For some 30 million Americans living with a rare disease is part of everyday life. Many individuals suffering from a rare disease go to sleep and wake up with the same understanding and outlook of the disease as they did the day before, or even years before – there is no reprieve. In the United States, a disease is considered rare if it affects fewer than 200,000 people combined in a particular rare disease group. February 28 is rare disease day, a time when those suffering from one of the 7,000 recognized rare diseases are given the spotlight.
This year’s rare disease day efforts are focused on research. Currently, more than 95 percent of rare diseases have no treatment and zero cures. The research necessary to find cures requires money – money that is currently not being funneled towards rare diseases. Even with the passing of the Orphan Drug Act 25 years ago, in 1983, there have only been a combined 326 new drugs approved for rare diseases.
The allocation of funds is especially concerning when approximately 50 percent of rare diseases do not have a disease-specific foundation supporting or researching their rare disease. Who is advocating for these patients?
The lack of widespread knowledge and support leads to a greater burden put on the patient. On average it takes 4.8 years for a patient to receive an accurate diagnosis. The longer it takes for a patient to receive the proper diagnosis the more doctors bills they accrue. Patients on average see 7.3 different physicians before diagnosis.
The costs associated with a rare disease do not disappear after diagnosis. The average estimated cost annually for a patient living with hemophilia, a rare blood disorder, is $131,111. That equates to $8.7 million across their lifetime.
Funding allocation for rare diseases is further complicated due to segmentation of the diseases. Each rare disease is unique and requires specialized attention from researchers. Eighty percent of rare diseases have identified genetic origins, others are the result of infections, allergies, and environmental causes, or are degenerative and proliferative.
The key to advancements for all the Americans suffering from a rare disease is a collaboration between researchers and the ability to have crossover medication and treatment options. Keytruda, a drug originally used for advanced-stage melanoma, is an example of what is possible if funding is dedicated to enabling necessary research.
The medication has been proven a viable treatment option for patients with pleural mesothelioma. There are approximately 3,000 Americans diagnosed with the rare mesothelioma cancer in the United States each year. The disease currently has no cure and very poor prognosis – patients typically only live 12 to 21 months following diagnosis. The results from the keytruda trial show progress and hope for patients.
Keytruda was an effective therapy in approximately 76 percent of the treated pleural mesothelioma patients, which represents a promising result and an improvement in prognosis. Among the 25 patients who received Keytruda, 28 percent had some shrinkage of tumors, while 48 percent of the treated patients experienced stable disease or no increase in the extent of tumors. Keytruda is just one example of the power of researcher collaboration and persistence. With more resources dedicated to rare disease research, the Keytruda breakthrough could be one among many.

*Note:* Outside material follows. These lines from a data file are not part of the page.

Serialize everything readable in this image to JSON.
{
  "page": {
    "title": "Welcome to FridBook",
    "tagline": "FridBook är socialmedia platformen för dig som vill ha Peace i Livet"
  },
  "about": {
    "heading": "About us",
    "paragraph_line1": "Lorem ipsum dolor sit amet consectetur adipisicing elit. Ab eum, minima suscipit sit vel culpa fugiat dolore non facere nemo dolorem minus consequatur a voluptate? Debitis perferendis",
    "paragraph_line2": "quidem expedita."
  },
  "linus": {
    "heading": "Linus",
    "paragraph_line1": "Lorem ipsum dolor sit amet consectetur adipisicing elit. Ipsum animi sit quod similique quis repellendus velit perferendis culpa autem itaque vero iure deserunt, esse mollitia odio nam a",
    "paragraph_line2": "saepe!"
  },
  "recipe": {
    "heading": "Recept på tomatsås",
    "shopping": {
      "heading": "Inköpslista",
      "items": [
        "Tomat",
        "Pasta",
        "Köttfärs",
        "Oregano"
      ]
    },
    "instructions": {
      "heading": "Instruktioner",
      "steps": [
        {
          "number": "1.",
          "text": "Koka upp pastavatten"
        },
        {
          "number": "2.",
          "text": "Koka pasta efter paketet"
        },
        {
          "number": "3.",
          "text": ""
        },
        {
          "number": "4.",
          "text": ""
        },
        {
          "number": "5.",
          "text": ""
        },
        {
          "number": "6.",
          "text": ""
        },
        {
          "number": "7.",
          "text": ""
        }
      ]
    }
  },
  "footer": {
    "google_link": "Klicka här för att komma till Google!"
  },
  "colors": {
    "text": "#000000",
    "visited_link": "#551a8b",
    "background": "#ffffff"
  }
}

If everyone with a rare disease lived in one country, it would be the world’s third most populous country – making rare diseases, collectively, not so rare. In an effort to raise funds and awareness the National Organization of Rare Disorders (NORD) is hosting a 7,000-mile rare movement. The campaign challenges advocates to join together and seek pledges to walk, run, or bike 7,000 miles collectively throughout the month of February. Research funding and relief cannot come soon enough for patients with a rare disease. On February 28 #ShowYourRare to show patients they do not fight alone.